But let us leave the question of desire for now and return to the idea of emptiness per se.  As the Talmud observes, physical emptiness is something very different from spiritual emptiness.  Physical emptiness is easily filled, and indeed, once filled, can be filled no more.  There are limits to what can be contained, if we are existing on the purely physical plane.

In the realm of the spirit however, emptiness is not so easily corrected, it becomes a rut, a trap, an inescapable vortex of negative energy.

Fullness however, has a very different dynamic.  Once it is attained, once the winds of inspiration have lifted us, it can continue to grow, to develop, to become richer.

But we can say more than this.  The key to physical containment, to being able to hold on to the love and energy which animate us at times, is the ability to give it spiritual expression.  When we successfully connect the two realms, when we are able to pour ourselves into something much bigger, into something which is greater than us yet intimately related to us, we achieve, quite literally, an expansion of our self.

The vastness of nature, the sense of the sublime, religious imagery of grandeur and infinity –  all of these allow us to stretch out our imaginative muscles, to experience an expansiveness which our purely physical existence precludes.

Rachel Elior suggests that the intricate mystical constructs of the Kabbalists came out of a Spanish Jewry which was oppressed and constricted  by the ravages of the Inquisition.  The physical reality of their lives was so limited, so difficult, that it was only through growing new fields in the imagination that they were able to keep their spirit alive.

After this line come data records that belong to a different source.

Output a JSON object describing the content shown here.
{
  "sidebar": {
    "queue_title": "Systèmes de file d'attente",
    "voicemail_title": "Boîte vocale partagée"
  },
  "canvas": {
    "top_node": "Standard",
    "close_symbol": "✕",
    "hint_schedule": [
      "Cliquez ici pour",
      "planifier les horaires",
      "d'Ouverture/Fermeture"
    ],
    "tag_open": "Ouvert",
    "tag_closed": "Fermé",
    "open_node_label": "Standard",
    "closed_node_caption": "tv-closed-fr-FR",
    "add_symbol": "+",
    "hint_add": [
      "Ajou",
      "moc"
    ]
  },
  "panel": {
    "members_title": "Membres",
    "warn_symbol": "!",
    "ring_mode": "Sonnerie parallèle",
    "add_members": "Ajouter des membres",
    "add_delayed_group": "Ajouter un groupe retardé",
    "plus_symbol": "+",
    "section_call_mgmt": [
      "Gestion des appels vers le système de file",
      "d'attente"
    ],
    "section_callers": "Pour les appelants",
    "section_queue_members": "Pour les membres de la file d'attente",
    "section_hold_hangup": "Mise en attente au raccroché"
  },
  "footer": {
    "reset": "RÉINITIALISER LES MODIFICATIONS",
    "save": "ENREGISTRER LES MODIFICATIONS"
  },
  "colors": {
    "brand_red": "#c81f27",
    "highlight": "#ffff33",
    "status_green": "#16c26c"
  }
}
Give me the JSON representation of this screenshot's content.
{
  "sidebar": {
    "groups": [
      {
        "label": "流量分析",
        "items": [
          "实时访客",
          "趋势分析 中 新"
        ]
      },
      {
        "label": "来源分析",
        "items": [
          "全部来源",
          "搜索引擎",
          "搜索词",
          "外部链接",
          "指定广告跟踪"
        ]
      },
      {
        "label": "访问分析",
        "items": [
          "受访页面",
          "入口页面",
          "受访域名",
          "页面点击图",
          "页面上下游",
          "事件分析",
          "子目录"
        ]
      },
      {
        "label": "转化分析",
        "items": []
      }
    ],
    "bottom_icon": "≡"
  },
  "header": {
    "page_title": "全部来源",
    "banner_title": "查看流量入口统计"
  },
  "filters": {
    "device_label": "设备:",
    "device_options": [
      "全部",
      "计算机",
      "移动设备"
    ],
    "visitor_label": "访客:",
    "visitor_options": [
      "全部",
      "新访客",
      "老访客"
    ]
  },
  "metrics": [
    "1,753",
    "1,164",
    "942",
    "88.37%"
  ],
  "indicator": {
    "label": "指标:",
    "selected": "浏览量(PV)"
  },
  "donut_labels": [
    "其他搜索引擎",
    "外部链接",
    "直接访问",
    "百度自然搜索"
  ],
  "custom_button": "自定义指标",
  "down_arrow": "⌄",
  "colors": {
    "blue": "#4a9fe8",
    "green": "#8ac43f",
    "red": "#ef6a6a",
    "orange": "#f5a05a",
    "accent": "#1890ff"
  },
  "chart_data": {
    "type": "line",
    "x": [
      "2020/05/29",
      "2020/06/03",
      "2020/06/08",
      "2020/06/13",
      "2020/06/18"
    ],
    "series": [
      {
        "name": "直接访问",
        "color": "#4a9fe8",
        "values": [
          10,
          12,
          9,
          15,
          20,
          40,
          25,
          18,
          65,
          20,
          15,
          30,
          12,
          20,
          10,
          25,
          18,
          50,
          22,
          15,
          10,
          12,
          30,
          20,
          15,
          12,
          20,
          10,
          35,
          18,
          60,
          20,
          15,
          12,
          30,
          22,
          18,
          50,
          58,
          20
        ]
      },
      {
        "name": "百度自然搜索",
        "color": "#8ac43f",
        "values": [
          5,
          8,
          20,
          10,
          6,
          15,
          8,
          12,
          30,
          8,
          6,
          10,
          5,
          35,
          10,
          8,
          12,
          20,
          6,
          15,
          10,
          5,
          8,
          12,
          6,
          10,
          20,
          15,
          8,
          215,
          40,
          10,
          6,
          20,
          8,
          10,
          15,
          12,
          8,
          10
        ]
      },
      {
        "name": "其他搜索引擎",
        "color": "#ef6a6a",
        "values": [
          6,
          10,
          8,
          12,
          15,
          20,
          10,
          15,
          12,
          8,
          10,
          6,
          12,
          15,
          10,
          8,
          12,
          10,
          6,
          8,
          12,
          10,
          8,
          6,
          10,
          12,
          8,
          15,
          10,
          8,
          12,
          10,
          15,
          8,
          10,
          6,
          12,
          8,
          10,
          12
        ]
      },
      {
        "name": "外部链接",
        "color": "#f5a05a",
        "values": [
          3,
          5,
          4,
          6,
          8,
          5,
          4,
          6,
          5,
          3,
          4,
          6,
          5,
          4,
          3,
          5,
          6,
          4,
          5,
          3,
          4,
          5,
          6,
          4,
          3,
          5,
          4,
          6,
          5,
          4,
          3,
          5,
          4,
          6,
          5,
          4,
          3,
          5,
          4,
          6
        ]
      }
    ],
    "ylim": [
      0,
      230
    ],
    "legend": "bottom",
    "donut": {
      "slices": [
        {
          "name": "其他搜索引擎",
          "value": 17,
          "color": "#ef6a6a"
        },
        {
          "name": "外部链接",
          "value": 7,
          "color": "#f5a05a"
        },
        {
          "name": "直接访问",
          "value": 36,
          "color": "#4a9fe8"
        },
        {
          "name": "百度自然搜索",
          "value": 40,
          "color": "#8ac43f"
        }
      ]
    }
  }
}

Our circumstances are different, but the demands of contemporary life often seem endless and thankless, and we too, in spite of our physical affluence and abundance can often be left trapped and empty.  We too can find nourishment and space by engaging with the world of the spirit, by attempting to connect with something  larger.

One of the things we desperately cry out for at this time of year, in the heightened emotion of the Selichot service, is that God should not take his Holy Spirit away from us – ‘v’ruach kodshecha al tikach mimenu’.  We do not wish to be left abandoned, forsaken, we want to be full, to be complete, to be connected.  We need the possibility of a spiritual grounding in order to maintain and to root our physical lives.

Indeed, we say every day in the Amida, ‘umilfanecha malkeinu raykam al t’shiveinu’ – ‘and from before you, our Majesty, do not return us empty’.  The Divine presence is not something incidental, something that merely surrounds us.  It is something we need to bring inside us, something to combat the emptiness which can otherwise wreak havoc on us and unleash all manner of unholy desires.

And I think it is no co-incidence that we stumble into this discussion in the midst of a discussion of how to say grace after meals.  We seek fullness and satisfaction from food, and to an extent that is of course necessary and right.  But there is always a danger lurking, the possibility that we confuse our spiritual thirst and hunger for something physical, and that we eat in the wrong way, and use food to fill the wrong holes.

In the discourse of fullness and emptiness, the worlds of the physical and the spiritual become enmeshed and entangled.  The Talmud shows awareness of this, and recommends that we always listen, that we attend to what is really happening, and ensure that our responses are the right ones, the wise ones.